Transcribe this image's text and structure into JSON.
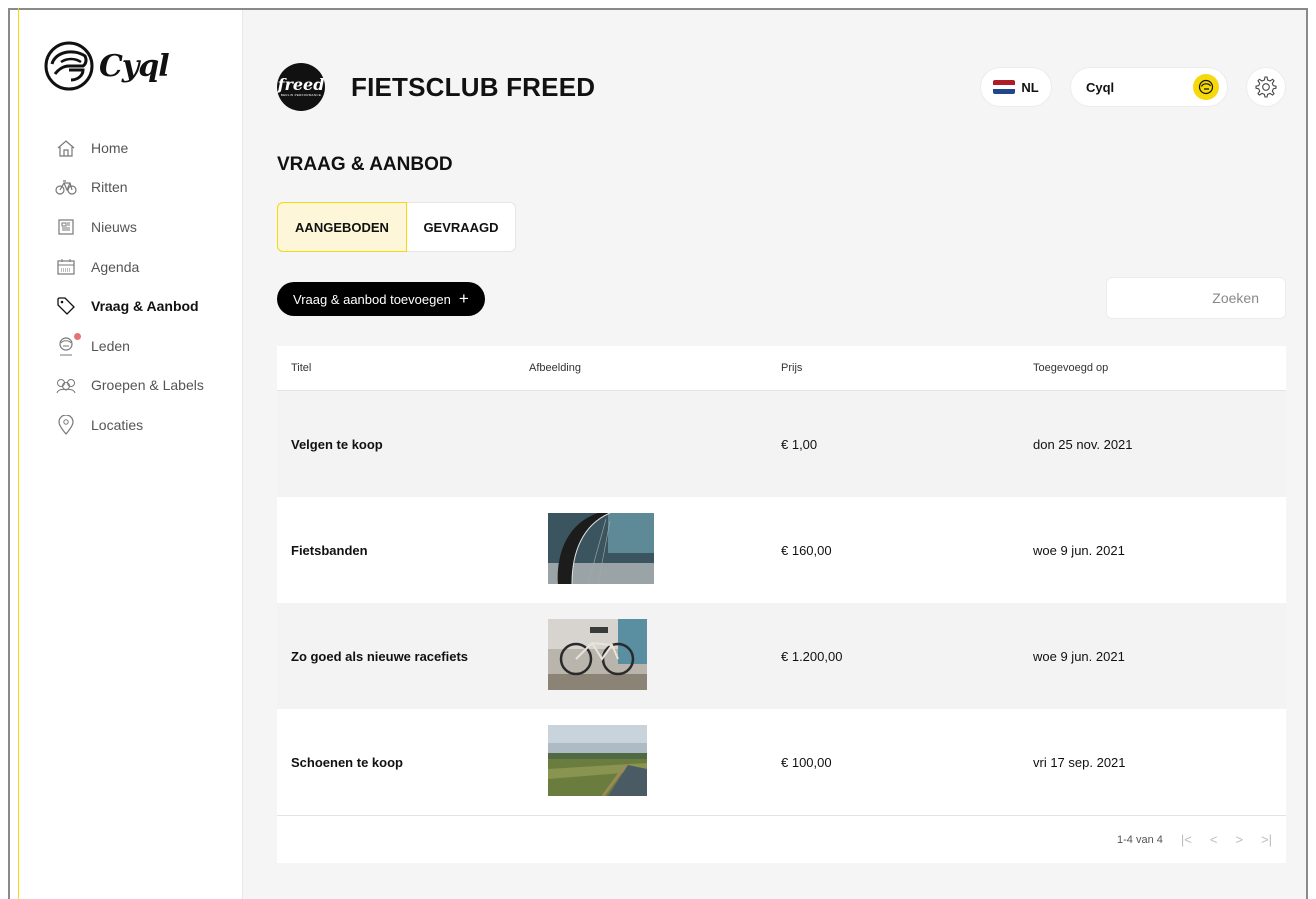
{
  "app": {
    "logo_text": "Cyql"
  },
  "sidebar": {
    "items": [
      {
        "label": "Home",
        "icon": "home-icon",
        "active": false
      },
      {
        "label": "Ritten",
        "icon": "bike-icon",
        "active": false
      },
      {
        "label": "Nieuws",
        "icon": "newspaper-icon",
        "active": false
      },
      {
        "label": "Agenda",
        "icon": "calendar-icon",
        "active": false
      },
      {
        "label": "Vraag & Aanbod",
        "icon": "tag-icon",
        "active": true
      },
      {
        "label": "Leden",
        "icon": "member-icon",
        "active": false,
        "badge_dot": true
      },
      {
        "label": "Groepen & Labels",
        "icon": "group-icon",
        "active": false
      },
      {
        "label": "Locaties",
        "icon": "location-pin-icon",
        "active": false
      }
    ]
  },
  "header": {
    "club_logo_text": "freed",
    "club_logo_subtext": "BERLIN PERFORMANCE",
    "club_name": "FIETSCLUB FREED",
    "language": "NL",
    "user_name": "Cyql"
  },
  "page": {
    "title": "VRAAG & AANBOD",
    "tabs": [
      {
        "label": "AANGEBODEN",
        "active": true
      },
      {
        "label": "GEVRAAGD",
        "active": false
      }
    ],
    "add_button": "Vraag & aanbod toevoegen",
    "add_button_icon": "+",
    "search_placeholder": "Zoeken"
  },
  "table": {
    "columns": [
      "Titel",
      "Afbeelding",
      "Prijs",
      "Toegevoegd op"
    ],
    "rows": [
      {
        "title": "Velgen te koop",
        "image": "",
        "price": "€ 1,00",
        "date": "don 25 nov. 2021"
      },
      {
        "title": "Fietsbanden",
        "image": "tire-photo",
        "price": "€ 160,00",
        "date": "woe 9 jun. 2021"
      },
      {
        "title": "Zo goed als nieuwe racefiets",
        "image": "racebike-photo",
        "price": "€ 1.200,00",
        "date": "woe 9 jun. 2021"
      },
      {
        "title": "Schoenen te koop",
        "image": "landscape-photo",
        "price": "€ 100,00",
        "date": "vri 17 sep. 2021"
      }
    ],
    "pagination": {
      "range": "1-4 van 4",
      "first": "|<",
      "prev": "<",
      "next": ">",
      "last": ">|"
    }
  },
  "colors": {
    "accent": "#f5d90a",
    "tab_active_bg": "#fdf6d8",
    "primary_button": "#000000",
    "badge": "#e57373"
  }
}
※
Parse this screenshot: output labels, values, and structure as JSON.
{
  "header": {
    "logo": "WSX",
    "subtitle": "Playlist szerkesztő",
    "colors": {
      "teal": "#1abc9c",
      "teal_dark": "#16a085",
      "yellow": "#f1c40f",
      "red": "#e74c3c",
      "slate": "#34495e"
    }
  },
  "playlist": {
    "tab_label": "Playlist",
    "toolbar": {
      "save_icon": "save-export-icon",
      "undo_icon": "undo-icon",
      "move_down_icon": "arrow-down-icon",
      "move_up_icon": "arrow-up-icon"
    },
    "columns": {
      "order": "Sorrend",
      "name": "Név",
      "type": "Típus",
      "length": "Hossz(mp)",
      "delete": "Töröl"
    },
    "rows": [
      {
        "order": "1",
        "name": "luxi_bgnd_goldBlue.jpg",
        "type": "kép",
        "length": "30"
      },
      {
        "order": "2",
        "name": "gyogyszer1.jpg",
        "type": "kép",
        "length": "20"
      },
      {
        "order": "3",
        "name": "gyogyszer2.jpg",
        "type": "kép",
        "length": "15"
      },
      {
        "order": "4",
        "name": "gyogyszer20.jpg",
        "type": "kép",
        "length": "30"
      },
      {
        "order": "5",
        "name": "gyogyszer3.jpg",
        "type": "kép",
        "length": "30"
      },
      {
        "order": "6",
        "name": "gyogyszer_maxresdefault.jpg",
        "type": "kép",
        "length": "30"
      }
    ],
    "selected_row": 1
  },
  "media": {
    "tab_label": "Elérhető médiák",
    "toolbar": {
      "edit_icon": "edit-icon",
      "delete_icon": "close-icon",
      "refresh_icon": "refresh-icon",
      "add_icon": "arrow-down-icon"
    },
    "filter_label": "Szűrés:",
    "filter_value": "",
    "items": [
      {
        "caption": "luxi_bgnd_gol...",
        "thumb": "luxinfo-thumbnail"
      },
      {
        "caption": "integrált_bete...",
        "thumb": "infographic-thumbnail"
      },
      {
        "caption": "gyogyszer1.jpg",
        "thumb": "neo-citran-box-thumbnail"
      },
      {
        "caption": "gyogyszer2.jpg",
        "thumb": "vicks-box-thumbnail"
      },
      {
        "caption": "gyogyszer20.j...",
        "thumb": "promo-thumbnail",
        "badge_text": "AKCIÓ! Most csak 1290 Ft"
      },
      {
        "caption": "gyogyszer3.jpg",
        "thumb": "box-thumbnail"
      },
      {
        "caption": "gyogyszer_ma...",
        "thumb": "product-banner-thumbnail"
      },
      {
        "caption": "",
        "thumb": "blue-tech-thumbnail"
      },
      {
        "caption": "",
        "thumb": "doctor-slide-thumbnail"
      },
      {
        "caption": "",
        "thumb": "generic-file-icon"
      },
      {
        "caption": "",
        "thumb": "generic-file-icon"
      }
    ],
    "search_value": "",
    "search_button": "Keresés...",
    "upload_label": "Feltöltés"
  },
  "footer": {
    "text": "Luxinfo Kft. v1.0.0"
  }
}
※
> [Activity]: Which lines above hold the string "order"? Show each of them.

> [Task answer]:
      "order": "Sorrend",
        "order": "1",
        "order": "2",
        "order": "3",
        "order": "4",
        "order": "5",
        "order": "6",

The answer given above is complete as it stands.